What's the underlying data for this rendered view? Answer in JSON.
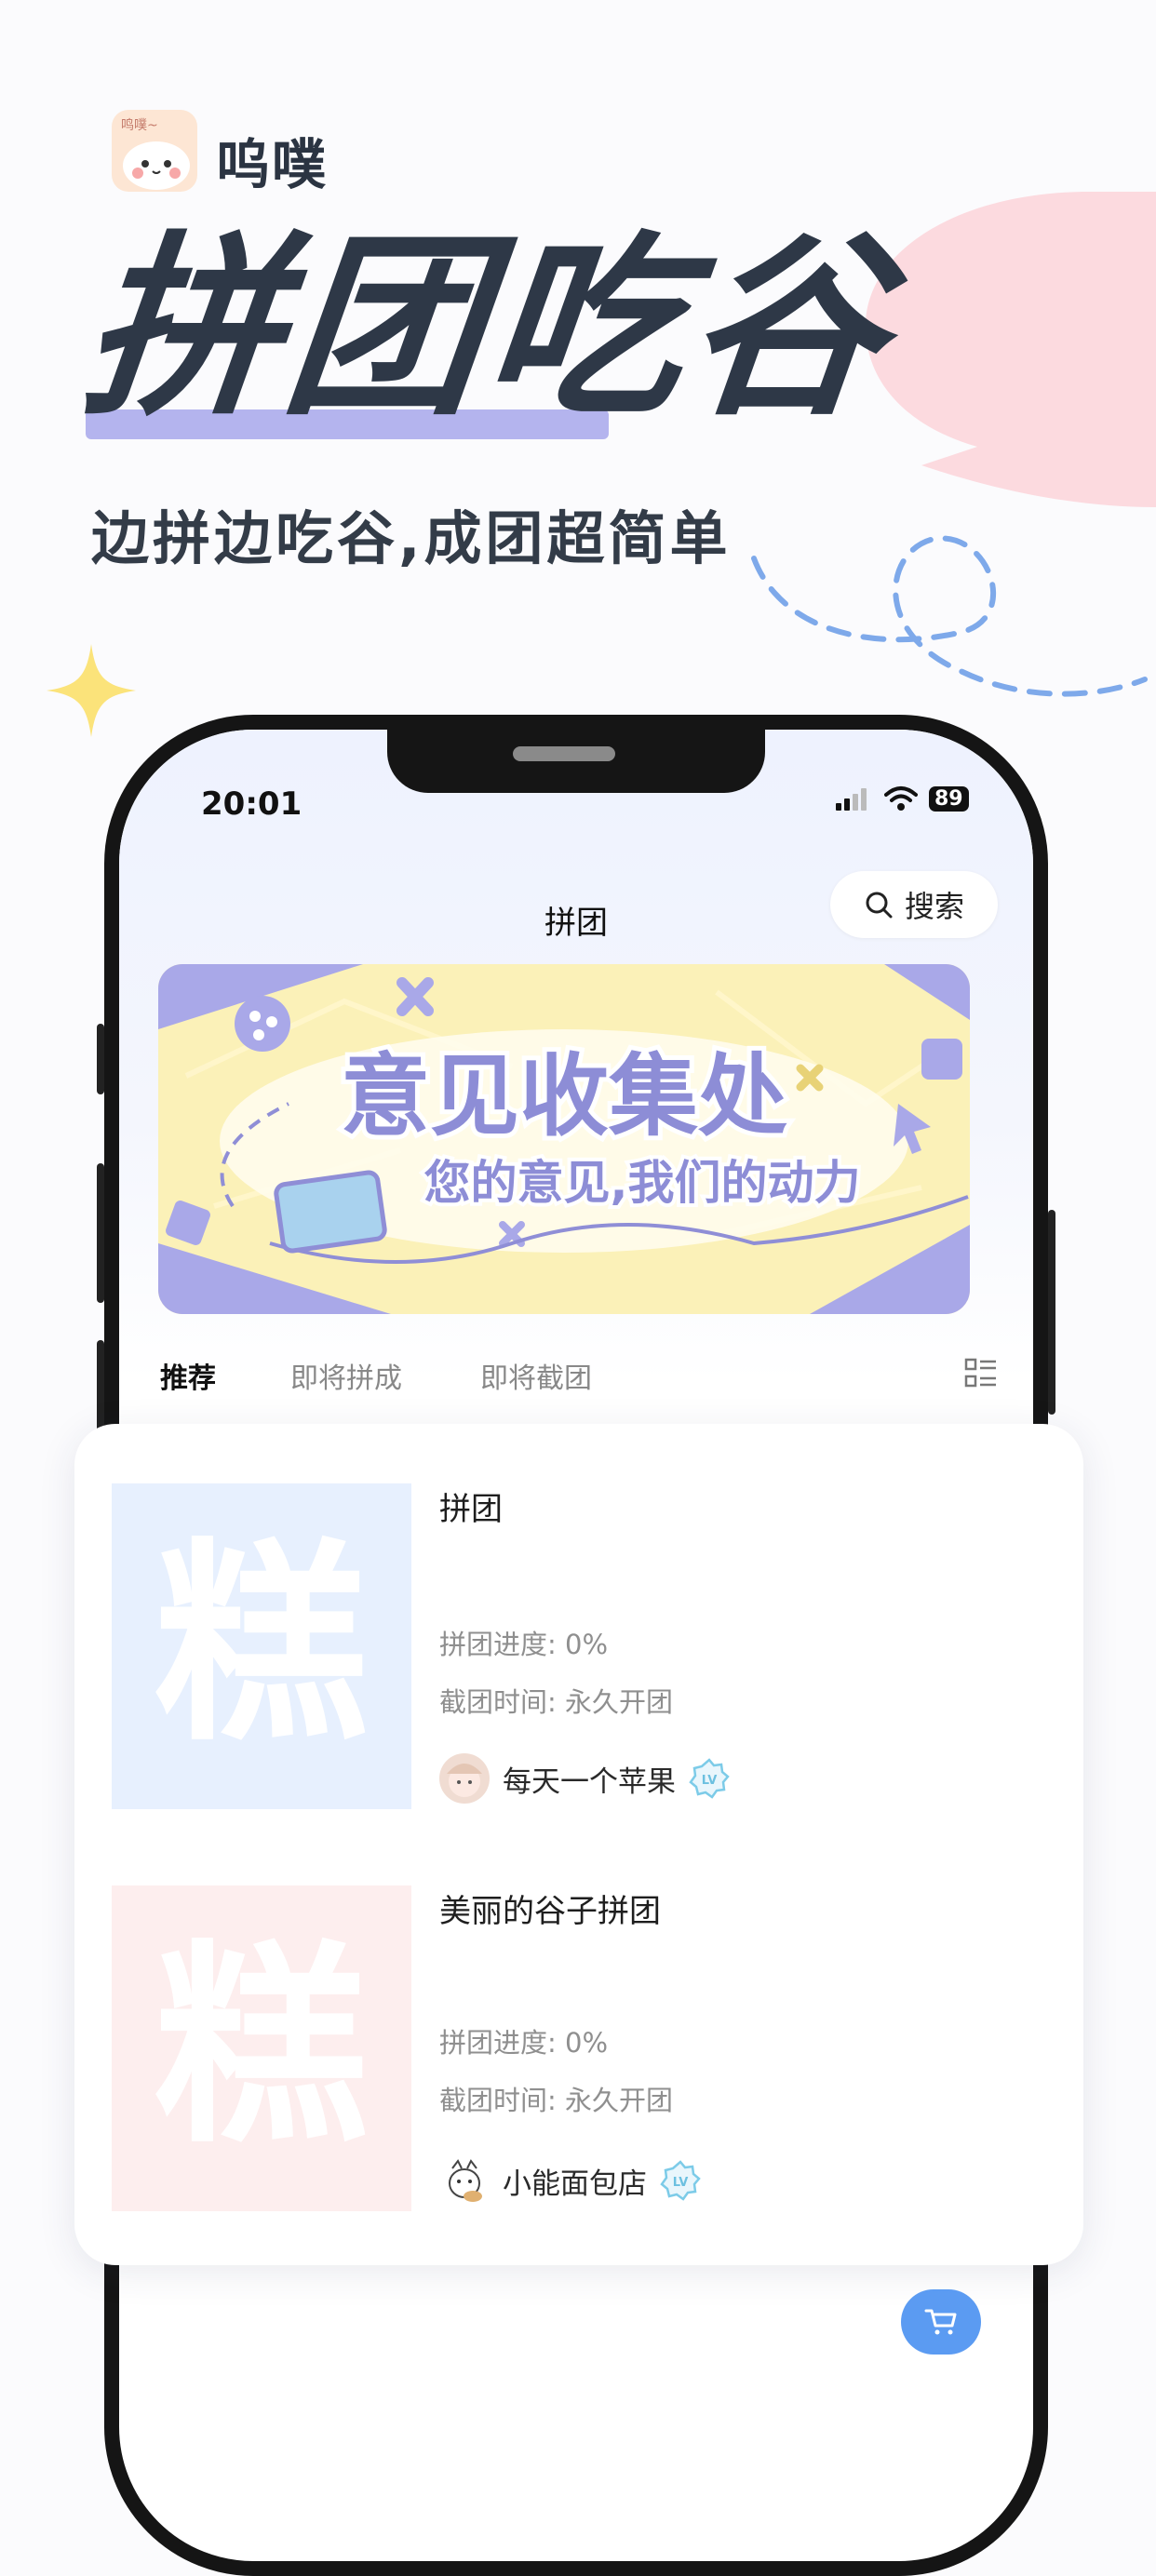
{
  "brand": {
    "name": "呜噗",
    "logo_tag": "鸣噗~"
  },
  "hero": {
    "headline": "拼团吃谷",
    "subtitle": "边拼边吃谷,成团超简单"
  },
  "status_bar": {
    "time": "20:01",
    "battery": "89"
  },
  "nav": {
    "title": "拼团",
    "search_label": "搜索"
  },
  "banner": {
    "title": "意见收集处",
    "subtitle": "您的意见,我们的动力"
  },
  "tabs": [
    {
      "label": "推荐",
      "active": true
    },
    {
      "label": "即将拼成",
      "active": false
    },
    {
      "label": "即将截团",
      "active": false
    }
  ],
  "items": [
    {
      "thumb_char": "糕",
      "thumb_color": "#e7f0fe",
      "title": "拼团",
      "progress": "拼团进度: 0%",
      "deadline": "截团时间: 永久开团",
      "seller": "每天一个苹果",
      "badge": "LV"
    },
    {
      "thumb_char": "糕",
      "thumb_color": "#fdeeee",
      "title": "美丽的谷子拼团",
      "progress": "拼团进度: 0%",
      "deadline": "截团时间: 永久开团",
      "seller": "小能面包店",
      "badge": "LV"
    }
  ],
  "colors": {
    "accent": "#5b9bf2",
    "headline": "#2e3847",
    "bubble": "#fcdadf",
    "underline": "#b4b4ee"
  }
}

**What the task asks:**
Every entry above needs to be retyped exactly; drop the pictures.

**Response area:**
What's the underlying data for this rendered view? Answer in JSON.
{
  "brand": {
    "name": "呜噗",
    "logo_tag": "鸣噗~"
  },
  "hero": {
    "headline": "拼团吃谷",
    "subtitle": "边拼边吃谷,成团超简单"
  },
  "status_bar": {
    "time": "20:01",
    "battery": "89"
  },
  "nav": {
    "title": "拼团",
    "search_label": "搜索"
  },
  "banner": {
    "title": "意见收集处",
    "subtitle": "您的意见,我们的动力"
  },
  "tabs": [
    {
      "label": "推荐",
      "active": true
    },
    {
      "label": "即将拼成",
      "active": false
    },
    {
      "label": "即将截团",
      "active": false
    }
  ],
  "items": [
    {
      "thumb_char": "糕",
      "thumb_color": "#e7f0fe",
      "title": "拼团",
      "progress": "拼团进度: 0%",
      "deadline": "截团时间: 永久开团",
      "seller": "每天一个苹果",
      "badge": "LV"
    },
    {
      "thumb_char": "糕",
      "thumb_color": "#fdeeee",
      "title": "美丽的谷子拼团",
      "progress": "拼团进度: 0%",
      "deadline": "截团时间: 永久开团",
      "seller": "小能面包店",
      "badge": "LV"
    }
  ],
  "colors": {
    "accent": "#5b9bf2",
    "headline": "#2e3847",
    "bubble": "#fcdadf",
    "underline": "#b4b4ee"
  }
}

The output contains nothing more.